It’s Colo’s birthday! The first gorilla ever born in captivity is turning 60. Colo, a resident of the Columbus Zoo and Aquarium, is our nation’s oldest. Colo’s birthday celebration was broadcast on Thursday in a live stream event.
Despite recent surgery to remove a malignant tumor, doctors report Colo is doing well. She is doing so well, in fact, that she has outlived the average life expectancy of captive gorillas by over 20 years.
Colo has a large family that includes 3 children, 16 grandchildren, 12 great- grandchildren, and 3 great-great grandchildren. Colo’s endurance is a testament to the quality of healthcare and nutrition provided to zoo animals.
“Colo just epitomizes the advances that zoos have made, going all the way back to her birth at Columbus,” said Dr. Tom Meehan of Chicago’s Brookfield Zoo.
Colo is one of a growing number of elderly zoo animals throughout the country. Ozzie, the oldest known male gorilla, is 55 years old and lives in the Atlanta Zoo. Now that it is more common for these animals to live longer, veterinarians are learning more about how to care for them as they age.
“Geriatrics is probably one of our most common medical challenges that we face in a zoo situation,” said Dr. Keith Hinshaw of the Philadelphia Zoo. “So pretty much anything that you could imagine would happen with an older person is going to happen eventually with any animal.”

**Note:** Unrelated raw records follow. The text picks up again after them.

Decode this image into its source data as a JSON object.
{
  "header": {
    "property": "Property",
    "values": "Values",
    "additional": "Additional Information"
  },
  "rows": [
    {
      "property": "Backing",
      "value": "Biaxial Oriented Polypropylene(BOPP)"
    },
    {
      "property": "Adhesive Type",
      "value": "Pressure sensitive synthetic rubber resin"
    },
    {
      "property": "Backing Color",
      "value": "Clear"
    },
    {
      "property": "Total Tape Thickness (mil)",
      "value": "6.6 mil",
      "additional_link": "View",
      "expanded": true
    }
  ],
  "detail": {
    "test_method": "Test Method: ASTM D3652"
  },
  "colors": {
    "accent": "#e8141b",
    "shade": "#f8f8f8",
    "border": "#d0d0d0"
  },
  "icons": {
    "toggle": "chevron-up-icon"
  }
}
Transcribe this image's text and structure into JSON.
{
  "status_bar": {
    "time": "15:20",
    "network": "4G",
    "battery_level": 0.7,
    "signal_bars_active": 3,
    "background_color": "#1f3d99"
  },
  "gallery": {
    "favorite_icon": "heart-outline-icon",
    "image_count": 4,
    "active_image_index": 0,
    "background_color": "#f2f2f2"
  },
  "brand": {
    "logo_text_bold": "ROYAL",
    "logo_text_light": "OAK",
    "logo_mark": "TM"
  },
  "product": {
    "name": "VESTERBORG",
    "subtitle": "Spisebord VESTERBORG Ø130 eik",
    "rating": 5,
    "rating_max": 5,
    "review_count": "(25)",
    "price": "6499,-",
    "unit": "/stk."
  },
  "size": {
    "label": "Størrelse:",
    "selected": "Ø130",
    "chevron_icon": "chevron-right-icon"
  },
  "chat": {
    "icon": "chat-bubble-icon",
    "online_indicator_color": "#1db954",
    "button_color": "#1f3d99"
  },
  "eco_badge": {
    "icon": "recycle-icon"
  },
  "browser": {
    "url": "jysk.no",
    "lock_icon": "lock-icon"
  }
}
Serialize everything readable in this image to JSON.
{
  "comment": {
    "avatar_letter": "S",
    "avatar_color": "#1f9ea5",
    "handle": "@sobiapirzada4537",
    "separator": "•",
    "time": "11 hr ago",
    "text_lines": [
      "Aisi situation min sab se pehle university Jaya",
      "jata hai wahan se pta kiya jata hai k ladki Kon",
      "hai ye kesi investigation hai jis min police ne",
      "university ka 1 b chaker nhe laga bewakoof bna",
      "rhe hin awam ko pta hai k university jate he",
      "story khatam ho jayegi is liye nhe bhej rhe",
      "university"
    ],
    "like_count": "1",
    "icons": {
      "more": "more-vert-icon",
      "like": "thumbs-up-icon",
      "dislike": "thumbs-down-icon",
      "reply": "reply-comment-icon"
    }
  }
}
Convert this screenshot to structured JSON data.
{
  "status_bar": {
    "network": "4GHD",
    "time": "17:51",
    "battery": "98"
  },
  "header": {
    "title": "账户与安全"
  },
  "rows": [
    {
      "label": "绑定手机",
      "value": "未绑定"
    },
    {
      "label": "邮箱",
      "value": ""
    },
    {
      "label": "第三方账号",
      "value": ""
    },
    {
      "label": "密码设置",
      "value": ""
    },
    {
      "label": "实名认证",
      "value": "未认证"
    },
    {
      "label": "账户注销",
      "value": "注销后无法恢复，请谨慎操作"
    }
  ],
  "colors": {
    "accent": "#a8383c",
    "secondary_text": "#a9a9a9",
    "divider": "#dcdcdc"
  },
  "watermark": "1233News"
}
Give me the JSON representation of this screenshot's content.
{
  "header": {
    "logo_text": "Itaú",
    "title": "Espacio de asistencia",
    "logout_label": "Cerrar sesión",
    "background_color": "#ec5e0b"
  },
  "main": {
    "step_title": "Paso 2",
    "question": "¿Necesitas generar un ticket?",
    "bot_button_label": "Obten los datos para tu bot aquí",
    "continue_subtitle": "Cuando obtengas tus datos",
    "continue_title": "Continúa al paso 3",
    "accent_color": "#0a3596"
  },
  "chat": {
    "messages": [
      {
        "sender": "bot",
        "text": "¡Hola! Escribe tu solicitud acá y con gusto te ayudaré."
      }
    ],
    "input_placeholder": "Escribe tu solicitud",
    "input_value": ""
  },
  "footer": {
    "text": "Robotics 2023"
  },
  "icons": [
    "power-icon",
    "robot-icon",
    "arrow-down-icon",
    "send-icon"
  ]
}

In some cases, human medicine is being adapted to treat issues such as arthritis, heart disease, and cancer. A 45-year-old orangutan at the Toledo Zoo takes human heart medicines, pain medications, and Metamucil. Methods being used to treat various ailments include osteoarthritis, massage therapy, and acupuncture.
Credit: Earth.com author Chrissy Sexton